For more spring SIS recipes -- Vegetable or Fruit Oven Pancake, Sausage and Greens Soup, plus the one for Zucchini Brownies, a luscious favorite to file for later in the summer -- go to the recent article in the Pittsburgh Post-Gazette. Love the photos by Bill Wade (including this one).

There's also a terrific new Simply in Season review posted at Christian Book Previews.

Monday, May 01, 2006


Three cheers and bon appetit to the Locavores: a San Francisco-based group of folks who have pledged to eat foods grown within a 100-mile radius of their home for the month of May. ("Locavores": "local eaters," in the linguistic style of herbivores, carnivores, or omnivores.) In 2005 the group chose August; they select a different month each year in order to experience “going local” when different foods are in season.

Anyone is welcome to join this culinary adventure: the Locavore community already includes folks from at least 17 states and four additional countries.

It’s fun to scan the list of Locavore participants just to see the range of goals these folks are setting for themselves. Some are going whole hog, so to speak, with vows to seek out even local salt, baking powder and spices; one person says even his dog is going to go local. Others begin more modestly with pledges to eat one local meal per day or to include at least one local food item per week in evening meals.
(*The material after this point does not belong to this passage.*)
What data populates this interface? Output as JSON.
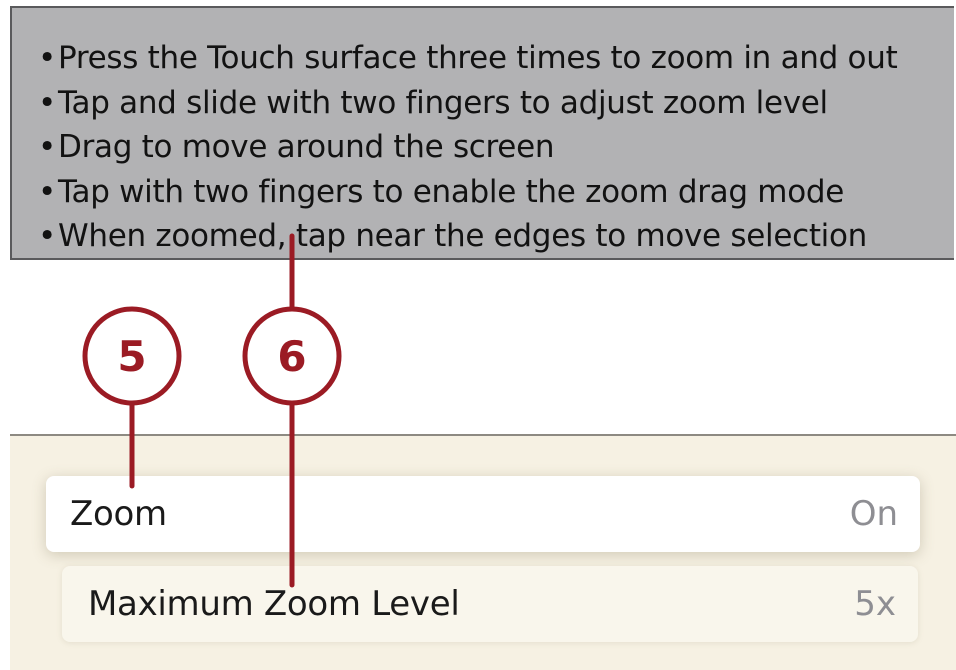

Several folks aren’t quite ready to give up coffee, chocolate or bananas. And others comment that they already buy many local fruits and vegetables but they’re pushing themselves this month to seek out local sources of a new food, such as grains, meats, or dairy products.

The Locavores exemplify one of the things I find most encouraging about this journey with food choices: it’s not an all-or-nothing deal. We all make food choices constantly, and therefore there’s always another opportunity to make choices that feel good to us. Anyone can take steps down the local food path; it’s not a lifestyle available only to purists.
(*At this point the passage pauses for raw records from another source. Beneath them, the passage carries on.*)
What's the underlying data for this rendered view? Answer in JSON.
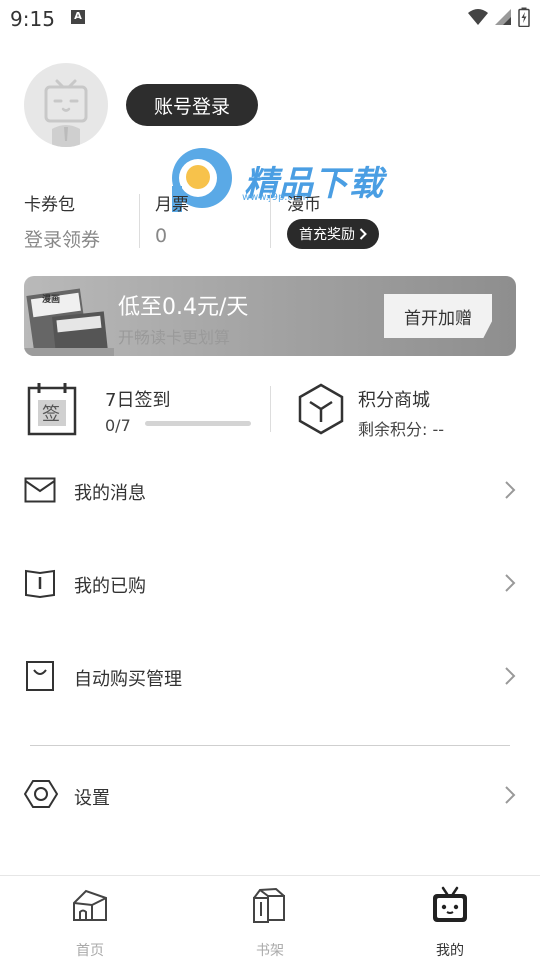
{
  "status_bar": {
    "time": "9:15",
    "notif": "A"
  },
  "profile": {
    "login_label": "账号登录"
  },
  "watermark": {
    "text": "精品下载",
    "url": "www.j9p.com"
  },
  "stats": [
    {
      "label": "卡券包",
      "value": "登录领券"
    },
    {
      "label": "月票",
      "value": "0"
    },
    {
      "label": "漫币",
      "button": "首充奖励"
    }
  ],
  "banner": {
    "title": "低至0.4元/天",
    "subtitle": "开畅读卡更划算",
    "button": "首开加赠",
    "book_text": "漫画"
  },
  "checkin": {
    "icon_text": "签",
    "title": "7日签到",
    "progress_text": "0/7",
    "progress": 0.0
  },
  "points": {
    "title": "积分商城",
    "balance_label": "剩余积分: --"
  },
  "menu": [
    {
      "label": "我的消息",
      "icon": "mail-icon"
    },
    {
      "label": "我的已购",
      "icon": "book-icon"
    },
    {
      "label": "自动购买管理",
      "icon": "bag-icon"
    },
    {
      "label": "设置",
      "icon": "settings-hex-icon"
    }
  ],
  "nav": [
    {
      "label": "首页",
      "icon": "home-icon"
    },
    {
      "label": "书架",
      "icon": "bookshelf-icon"
    },
    {
      "label": "我的",
      "icon": "tv-mascot-icon"
    }
  ]
}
Maybe we’ll choose good foods today and not so good ones tomorrow, but every time we choose products that are good for our local and global neighbors as well as our own and environmental health, we benefit.

How might you want to challenge yourself to eat more locally this month?
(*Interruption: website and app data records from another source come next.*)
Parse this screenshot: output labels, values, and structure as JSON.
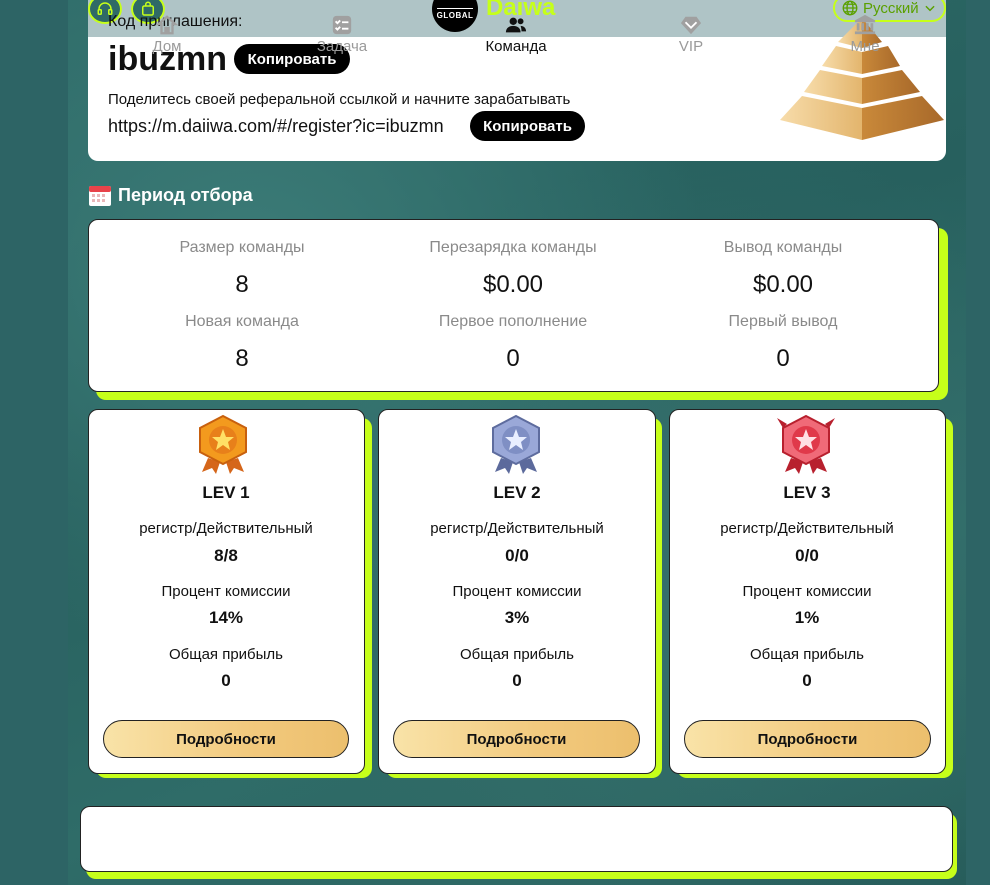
{
  "header": {
    "brand": "Daiwa",
    "logo_text": "GLOBAL",
    "language": "Русский"
  },
  "invite": {
    "label": "Код приглашения:",
    "code": "ibuzmn",
    "copy_code_label": "Копировать",
    "share_text": "Поделитесь своей реферальной ссылкой и начните зарабатывать",
    "link": "https://m.daiiwa.com/#/register?ic=ibuzmn",
    "copy_link_label": "Копировать"
  },
  "period": {
    "title": "Период отбора",
    "stats": [
      {
        "label": "Размер команды",
        "value": "8"
      },
      {
        "label": "Перезарядка команды",
        "value": "$0.00"
      },
      {
        "label": "Вывод команды",
        "value": "$0.00"
      },
      {
        "label": "Новая команда",
        "value": "8"
      },
      {
        "label": "Первое пополнение",
        "value": "0"
      },
      {
        "label": "Первый вывод",
        "value": "0"
      }
    ]
  },
  "levels": [
    {
      "title": "LEV 1",
      "reg_label": "регистр/Действительный",
      "reg_value": "8/8",
      "commission_label": "Процент комиссии",
      "commission_value": "14%",
      "profit_label": "Общая прибыль",
      "profit_value": "0",
      "details_label": "Подробности",
      "badge_color": "#f39a1e"
    },
    {
      "title": "LEV 2",
      "reg_label": "регистр/Действительный",
      "reg_value": "0/0",
      "commission_label": "Процент комиссии",
      "commission_value": "3%",
      "profit_label": "Общая прибыль",
      "profit_value": "0",
      "details_label": "Подробности",
      "badge_color": "#7f8fc4"
    },
    {
      "title": "LEV 3",
      "reg_label": "регистр/Действительный",
      "reg_value": "0/0",
      "commission_label": "Процент комиссии",
      "commission_value": "1%",
      "profit_label": "Общая прибыль",
      "profit_value": "0",
      "details_label": "Подробности",
      "badge_color": "#e0394a"
    }
  ],
  "nav": [
    {
      "label": "Дом",
      "icon": "home-icon"
    },
    {
      "label": "Задача",
      "icon": "task-icon"
    },
    {
      "label": "Команда",
      "icon": "team-icon",
      "active": true
    },
    {
      "label": "VIP",
      "icon": "vip-icon"
    },
    {
      "label": "Мне",
      "icon": "bank-icon"
    }
  ],
  "colors": {
    "accent": "#c6ff1a",
    "background": "#2b5f60",
    "button_dark": "#000000",
    "details_gradient_start": "#f9e3a8",
    "details_gradient_end": "#ecbf6d"
  }
}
Depending on the situation I might quibble with the order of priorities when choosing foods to buy, but in general I like this version of the Locavore’s pledge:

If not LOCALLY PRODUCED, then Organic.
If not ORGANIC, then Family farm.
If not FAMILY FARM, then Local business.
If not a LOCAL BUSINESS, then Fair Trade.

More on Locavores:
Tips for the May 2006 Eat Local Challenge
Opinion piece, “Think Globally, Eat Locally”
Valley Food & Farm, locavores in Vermont

Hands that harvest: a day without immigrants

Thousands of immigrants are boycotting work, school and shopping today as they urge the nation to imagine “A Day Without Immigrants.” To learn about immigration issues, peruse the wealth of materials available on Mennonite Central Committee’s immigration education website.

MCC’s suggestions for action on May 1 include fasting, prayer, and participation in a letter-writing campaign.

A new MCC resource, "Loving Strangers as Ourselves,” offers biblical reflections on the topic.

See also:
May 2006 Sojourners article, “Blessing the Hands That Harvest”: How consumers and farm workers together can make a better meal.

“Justice on the Table,” a 25-minute video

Pineros y Campesinos Unidos del Noroeste (Northwest Treeplanters and Farmworkers United)

The Coalition of Immokalee Workers